WHAT IS REQUIRED:
Report each line from the data below that holds the word "Material".

INPUT RECORDS:
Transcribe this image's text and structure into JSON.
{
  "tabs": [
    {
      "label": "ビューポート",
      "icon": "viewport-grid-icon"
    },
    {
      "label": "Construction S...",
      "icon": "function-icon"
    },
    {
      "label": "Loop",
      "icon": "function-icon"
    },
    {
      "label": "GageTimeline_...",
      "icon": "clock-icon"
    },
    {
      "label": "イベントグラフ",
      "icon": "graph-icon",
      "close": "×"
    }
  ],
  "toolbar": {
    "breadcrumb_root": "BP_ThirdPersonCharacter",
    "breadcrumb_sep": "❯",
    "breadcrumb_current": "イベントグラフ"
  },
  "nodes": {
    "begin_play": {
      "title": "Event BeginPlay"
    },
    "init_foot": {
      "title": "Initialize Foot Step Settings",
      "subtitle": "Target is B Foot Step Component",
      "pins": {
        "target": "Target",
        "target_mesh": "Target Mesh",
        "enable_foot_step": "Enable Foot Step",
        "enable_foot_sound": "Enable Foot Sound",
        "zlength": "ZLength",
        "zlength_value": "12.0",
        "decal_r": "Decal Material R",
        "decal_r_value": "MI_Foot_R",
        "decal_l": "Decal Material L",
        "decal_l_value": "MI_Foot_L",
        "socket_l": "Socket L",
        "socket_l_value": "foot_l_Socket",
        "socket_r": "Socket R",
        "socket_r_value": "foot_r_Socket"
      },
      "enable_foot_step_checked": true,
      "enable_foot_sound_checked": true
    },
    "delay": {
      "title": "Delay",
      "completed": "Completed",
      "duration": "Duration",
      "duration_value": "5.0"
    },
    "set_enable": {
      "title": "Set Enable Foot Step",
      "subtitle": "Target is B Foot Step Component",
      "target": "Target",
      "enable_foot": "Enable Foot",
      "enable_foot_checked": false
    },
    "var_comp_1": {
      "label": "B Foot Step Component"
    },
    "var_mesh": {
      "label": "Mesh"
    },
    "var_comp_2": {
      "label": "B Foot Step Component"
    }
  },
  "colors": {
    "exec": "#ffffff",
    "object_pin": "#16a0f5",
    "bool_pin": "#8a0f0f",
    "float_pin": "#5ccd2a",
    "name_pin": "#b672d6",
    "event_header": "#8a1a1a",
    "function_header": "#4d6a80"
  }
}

SOLUTION:
        "decal_r": "Decal Material R",
        "decal_l": "Decal Material L",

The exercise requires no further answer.